Syntheses of nucleic acids are of importance not only in the natural product chemistry but also in the molecular recognition study in biology. This review describes syntheses of RNA and DNA, which were found to be related each other. Deoxyinosine probes were developed for cloning genes with degenerated codons. Synthetic genes for c-Ha-ras and T4 endonuclease V provided new approaches in recognition of nucleic acids by proteins. Antibodies specific for photo-damaged pyrimidines in DNA have been studied by cloning and mutating their genes.
This review summarizes our studies on the molecular biology of prostaglandin (PG) receptors and L-histidine decarboxylase (HDC). Regarding PG receptors, we have cloned five basic PG receptors (DP, EP, FP, IP, TP) and four EP subtypes (EP1-EP4). The PG receptors are divided into three families related to signal transduction systems of the receptors; Gs-couple group (IP, DP, EP2 and EP4), Gq-couple group (TP, FP and EP1), and Gi-couple group (EP3 and its isoform). EP3 isoforms having different C-terminal peptides can couple to distinct G proteins (Gi, Gs, Gq). Tissue specific expression of EP subtype mRNAs was observed in various organs.
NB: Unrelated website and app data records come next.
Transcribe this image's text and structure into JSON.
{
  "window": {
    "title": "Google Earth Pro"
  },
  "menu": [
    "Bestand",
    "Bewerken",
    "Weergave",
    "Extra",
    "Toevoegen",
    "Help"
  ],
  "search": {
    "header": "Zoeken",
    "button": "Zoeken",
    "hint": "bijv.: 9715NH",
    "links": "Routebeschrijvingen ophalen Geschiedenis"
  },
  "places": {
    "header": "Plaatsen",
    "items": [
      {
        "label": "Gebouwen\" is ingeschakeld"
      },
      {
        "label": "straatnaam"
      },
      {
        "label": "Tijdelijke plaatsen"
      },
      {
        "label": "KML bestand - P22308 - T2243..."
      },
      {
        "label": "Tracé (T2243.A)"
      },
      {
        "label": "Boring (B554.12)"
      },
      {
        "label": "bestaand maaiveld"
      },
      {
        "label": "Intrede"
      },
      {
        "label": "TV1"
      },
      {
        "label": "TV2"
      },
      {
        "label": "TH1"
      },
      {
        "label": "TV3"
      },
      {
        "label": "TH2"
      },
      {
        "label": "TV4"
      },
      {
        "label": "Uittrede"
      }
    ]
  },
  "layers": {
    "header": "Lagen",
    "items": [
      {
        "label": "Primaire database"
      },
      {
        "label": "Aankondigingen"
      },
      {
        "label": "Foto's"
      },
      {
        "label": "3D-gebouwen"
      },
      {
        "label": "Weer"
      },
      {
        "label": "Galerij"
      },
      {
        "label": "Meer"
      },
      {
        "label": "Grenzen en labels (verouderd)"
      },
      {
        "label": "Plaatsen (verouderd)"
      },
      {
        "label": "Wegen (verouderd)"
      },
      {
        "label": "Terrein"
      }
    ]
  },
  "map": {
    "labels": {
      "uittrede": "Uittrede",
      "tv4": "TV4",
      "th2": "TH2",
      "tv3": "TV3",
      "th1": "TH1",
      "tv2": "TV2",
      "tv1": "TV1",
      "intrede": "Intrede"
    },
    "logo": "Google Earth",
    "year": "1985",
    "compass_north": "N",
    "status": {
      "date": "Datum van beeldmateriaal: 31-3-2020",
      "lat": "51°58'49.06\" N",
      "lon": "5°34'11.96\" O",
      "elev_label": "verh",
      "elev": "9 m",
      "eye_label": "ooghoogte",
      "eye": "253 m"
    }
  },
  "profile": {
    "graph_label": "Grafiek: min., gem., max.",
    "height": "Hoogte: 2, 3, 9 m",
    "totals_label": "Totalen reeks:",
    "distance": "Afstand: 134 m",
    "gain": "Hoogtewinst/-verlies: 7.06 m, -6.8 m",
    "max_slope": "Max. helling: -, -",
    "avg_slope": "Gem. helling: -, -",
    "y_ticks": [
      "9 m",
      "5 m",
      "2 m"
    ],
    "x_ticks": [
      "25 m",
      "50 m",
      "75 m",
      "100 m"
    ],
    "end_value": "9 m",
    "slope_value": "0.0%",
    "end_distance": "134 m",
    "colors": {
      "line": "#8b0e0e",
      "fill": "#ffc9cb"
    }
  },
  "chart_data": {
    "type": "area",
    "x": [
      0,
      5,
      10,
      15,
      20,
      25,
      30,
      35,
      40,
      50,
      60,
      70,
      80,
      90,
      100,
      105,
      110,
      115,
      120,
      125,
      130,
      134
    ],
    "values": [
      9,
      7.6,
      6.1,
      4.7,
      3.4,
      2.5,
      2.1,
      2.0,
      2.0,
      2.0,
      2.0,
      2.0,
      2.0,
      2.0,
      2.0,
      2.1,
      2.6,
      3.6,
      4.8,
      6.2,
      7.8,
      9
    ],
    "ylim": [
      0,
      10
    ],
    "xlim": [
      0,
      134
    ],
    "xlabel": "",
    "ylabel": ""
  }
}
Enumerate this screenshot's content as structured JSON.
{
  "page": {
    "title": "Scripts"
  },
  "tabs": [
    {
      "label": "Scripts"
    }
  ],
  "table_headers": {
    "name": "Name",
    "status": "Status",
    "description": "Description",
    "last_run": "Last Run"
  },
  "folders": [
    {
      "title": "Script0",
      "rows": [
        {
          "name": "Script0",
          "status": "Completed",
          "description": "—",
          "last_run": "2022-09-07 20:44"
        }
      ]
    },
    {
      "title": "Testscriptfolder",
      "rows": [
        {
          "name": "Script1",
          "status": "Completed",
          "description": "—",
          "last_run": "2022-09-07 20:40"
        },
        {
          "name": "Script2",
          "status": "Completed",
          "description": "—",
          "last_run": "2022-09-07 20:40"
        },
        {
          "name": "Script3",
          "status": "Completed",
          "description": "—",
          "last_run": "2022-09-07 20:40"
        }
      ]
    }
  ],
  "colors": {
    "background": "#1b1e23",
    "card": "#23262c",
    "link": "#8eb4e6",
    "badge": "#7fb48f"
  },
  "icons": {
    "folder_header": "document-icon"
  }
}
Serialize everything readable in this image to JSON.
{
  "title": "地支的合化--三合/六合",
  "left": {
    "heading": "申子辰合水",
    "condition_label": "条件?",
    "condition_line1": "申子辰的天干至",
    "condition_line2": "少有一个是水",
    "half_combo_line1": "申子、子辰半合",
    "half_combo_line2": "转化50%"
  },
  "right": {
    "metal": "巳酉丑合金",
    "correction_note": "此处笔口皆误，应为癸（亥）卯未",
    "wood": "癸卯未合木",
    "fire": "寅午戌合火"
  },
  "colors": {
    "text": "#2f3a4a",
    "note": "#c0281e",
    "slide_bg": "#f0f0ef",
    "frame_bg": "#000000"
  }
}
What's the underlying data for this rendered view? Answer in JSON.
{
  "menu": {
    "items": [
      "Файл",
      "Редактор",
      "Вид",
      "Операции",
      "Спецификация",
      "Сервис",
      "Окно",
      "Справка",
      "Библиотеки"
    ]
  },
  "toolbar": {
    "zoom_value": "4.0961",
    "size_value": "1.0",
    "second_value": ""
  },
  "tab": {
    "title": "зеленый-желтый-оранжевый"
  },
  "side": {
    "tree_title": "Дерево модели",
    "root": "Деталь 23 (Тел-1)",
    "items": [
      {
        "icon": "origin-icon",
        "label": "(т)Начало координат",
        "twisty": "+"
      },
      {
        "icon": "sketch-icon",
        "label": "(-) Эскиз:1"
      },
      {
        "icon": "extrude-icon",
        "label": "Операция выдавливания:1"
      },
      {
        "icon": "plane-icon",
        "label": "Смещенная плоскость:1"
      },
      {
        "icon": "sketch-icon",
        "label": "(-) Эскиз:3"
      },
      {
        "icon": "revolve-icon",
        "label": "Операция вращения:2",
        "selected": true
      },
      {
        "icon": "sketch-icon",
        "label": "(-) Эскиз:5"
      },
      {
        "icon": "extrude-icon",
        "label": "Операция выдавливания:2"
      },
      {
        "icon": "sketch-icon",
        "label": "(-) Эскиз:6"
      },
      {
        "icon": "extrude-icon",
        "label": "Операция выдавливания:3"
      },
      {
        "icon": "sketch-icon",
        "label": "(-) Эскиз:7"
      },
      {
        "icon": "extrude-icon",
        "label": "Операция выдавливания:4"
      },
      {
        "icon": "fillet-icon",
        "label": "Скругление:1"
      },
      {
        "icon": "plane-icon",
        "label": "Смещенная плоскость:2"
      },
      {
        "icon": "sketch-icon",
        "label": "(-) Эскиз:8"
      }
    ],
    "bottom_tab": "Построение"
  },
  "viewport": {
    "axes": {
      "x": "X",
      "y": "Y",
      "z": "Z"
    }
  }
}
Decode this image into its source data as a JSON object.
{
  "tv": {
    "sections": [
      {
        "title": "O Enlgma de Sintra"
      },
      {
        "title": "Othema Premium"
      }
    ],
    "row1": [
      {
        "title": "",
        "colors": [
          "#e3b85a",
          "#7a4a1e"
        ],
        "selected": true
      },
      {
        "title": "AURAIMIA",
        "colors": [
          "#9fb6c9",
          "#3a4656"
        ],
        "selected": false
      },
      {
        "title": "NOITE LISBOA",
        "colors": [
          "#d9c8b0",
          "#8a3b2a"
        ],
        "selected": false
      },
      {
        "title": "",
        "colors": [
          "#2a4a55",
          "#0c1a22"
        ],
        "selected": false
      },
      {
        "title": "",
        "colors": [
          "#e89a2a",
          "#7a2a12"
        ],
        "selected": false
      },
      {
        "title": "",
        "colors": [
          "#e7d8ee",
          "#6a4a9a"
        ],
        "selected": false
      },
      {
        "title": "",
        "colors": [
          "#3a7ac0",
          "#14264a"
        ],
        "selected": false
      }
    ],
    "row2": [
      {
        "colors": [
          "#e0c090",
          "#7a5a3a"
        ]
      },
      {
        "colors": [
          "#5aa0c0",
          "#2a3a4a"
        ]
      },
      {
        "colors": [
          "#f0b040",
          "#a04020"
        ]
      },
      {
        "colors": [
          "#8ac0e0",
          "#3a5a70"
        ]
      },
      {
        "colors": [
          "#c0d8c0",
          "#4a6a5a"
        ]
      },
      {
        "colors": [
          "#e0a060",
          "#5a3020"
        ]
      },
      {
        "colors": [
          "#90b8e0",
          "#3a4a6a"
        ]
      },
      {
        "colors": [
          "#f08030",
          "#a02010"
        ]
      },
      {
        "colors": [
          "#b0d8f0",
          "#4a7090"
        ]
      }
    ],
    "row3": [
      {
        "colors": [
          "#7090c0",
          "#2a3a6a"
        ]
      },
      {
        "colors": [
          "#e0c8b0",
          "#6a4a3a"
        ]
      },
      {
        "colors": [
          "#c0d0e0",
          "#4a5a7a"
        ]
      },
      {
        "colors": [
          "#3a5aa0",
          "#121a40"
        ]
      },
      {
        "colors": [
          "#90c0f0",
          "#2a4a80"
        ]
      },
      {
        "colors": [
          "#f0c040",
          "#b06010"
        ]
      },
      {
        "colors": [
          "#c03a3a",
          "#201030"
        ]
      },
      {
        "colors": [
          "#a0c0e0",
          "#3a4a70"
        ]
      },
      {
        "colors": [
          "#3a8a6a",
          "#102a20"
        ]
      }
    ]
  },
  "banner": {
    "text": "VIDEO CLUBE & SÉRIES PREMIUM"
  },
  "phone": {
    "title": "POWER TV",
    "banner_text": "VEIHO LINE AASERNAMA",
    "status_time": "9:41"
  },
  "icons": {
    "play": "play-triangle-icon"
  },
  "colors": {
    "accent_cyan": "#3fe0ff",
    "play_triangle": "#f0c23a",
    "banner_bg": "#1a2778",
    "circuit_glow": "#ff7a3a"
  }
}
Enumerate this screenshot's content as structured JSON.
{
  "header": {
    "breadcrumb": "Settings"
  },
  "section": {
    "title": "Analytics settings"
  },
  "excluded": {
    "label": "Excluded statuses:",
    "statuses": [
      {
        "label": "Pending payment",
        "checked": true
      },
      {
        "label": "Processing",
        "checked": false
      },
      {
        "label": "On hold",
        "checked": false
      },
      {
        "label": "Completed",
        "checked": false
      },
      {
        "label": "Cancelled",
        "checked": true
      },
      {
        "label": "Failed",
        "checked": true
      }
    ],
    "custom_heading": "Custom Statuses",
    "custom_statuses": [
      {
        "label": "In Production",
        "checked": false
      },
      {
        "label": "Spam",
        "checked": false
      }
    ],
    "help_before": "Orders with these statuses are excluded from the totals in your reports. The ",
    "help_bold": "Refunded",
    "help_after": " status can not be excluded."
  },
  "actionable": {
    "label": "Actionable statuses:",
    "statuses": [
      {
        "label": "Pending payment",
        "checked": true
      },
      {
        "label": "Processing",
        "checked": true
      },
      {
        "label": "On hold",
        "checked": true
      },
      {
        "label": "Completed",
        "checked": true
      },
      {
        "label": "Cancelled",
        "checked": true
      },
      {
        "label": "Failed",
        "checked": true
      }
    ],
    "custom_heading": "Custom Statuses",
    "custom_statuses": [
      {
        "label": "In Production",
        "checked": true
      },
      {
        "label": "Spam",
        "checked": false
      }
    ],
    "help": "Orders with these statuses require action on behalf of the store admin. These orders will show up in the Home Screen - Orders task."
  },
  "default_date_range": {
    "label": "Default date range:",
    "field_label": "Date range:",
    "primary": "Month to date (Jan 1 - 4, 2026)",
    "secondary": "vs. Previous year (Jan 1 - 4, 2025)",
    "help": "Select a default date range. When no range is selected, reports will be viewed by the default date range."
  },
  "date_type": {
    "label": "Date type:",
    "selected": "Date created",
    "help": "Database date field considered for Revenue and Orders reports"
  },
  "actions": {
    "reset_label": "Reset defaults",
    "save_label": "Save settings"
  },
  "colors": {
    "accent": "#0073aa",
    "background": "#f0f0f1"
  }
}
The phenotypic changes of mice deficient in each receptor are; the abnormal labor in FP-deficient mice, the failure of febrile response in EP3-deficient mice, the abnormal closure of ductus arteriosus after birth in EP4-deficient mice, and the impaired inflammatory swelling and pain responses in IP-deficient mice. Regarding HDC, we have purified mouse HDC from mastocytoma cells, which is a dimer of 53 kDa subunit, and then cloned its cDNA. The size of a cDNA-deduced HDC is 74 kDa. In the rat mast cell line, the endogenous 74 kDa form of HDC was translated in the cytosol and then translocated to the ER, where it was post-translationally processed to the 53 kDa form. On the other hand, the cytosolic 74 kDa form was rapidly degraded by an ATP/ubiquitin-dependent proteasome system. The 74 kDa form without on N-terminal signal sequence is inserted into the ER membrane with a C-terminal segment.
Nonnative English speakers writing technical papers in English are challenged by the perplexing usage and expressions of English common to scientific journals. This paper will focus on the use of articles, the position of adverbs, the expressions related to 'cause and reason', and the use of prepositions. Unlike peer literature intended to facilitate nonnative's technical English writing ability, the author has developed a highly practical, quantitative approach to technical or pharmaceutical English. Computer technology was applied to statistically analyze the frequency and the probabilities of English usage and expressions found in the Journal of Biological Chemistry (J.B.C.), 1994 and the Journal of Organic Chemistry (J.O.C.), 1987. Expressions and usage used more frequently indicate greater acceptance and generality for technical English writing, while the degree of probability characterizes English usage. Comparing the attributes of English between the two journals revealed considerable similarities and appreciable differences inherent in each scientific specialty. It is proposed that the quantitative method developed for this study can contribute to various fields of English language research.
A newly developed fluorescence detector cell for capillary electrophoresis was described. Detection of analytes having fluorescence is performed in an on-capillary mode with a xenon arc lamp. A grating monochromator was used for the selection of the excitation wavelength. Fluorescence emission was monitored by collection of light from the capillary using a newly devised detector cell positioned at right angle to the excitation beam. Emission wavelengths were isolated using a filter and amplified with a photomultiplier. The detection limits obtained using the newly devised detector cell for amino acids and carbohydrates labeled with a fluorescent reagent were compared with that obtained using a conventional quartz detector cell. The results indicated that 100 nM and 4 μM of amino acids and oligosaccharides labeled with 9-fluorenymethyl chloro- formate and 2-aminopyridine, respectively, could be detected with the newly devised detector cell, in contrast to no signals with the conventional quartz detector cell. The separation and detection of fluorescent derivatives of amino acids, peptides, monosaccharides and oligosaccharides were also performed and an appropriate linearity was observed in a detector response of the samples within the constant concentration.
The methods for the isolation and purification of iodoglycyltyrosines [glycyl-3-iodotyrosine (Gly-MIT) and glycyl-3, 5-diiodotyrosine (Gly-DIT)] from a reaction mixture were examined by the use of high-performance liquid chromatography (HPLC). Glycyltyrosine (Gly-Tyr) was iodinated with iodine monochloride (ICl)(the molar ratio of Gly-Tyr to ICl was 1 : 1.5) in 0.1 M NaOH. The synthesized Gly-MIT and Gly-DIT were separated on a μBondapak C18 column employing stepwise gradient systems of a 0.1% trifluoroacetic acid/acetonitrile mixture and a water/acetonitrile mixture. Chemically pure Gly-MIT and Gly-DIT were obtained in 30.2% and 28.2% yields, respectively.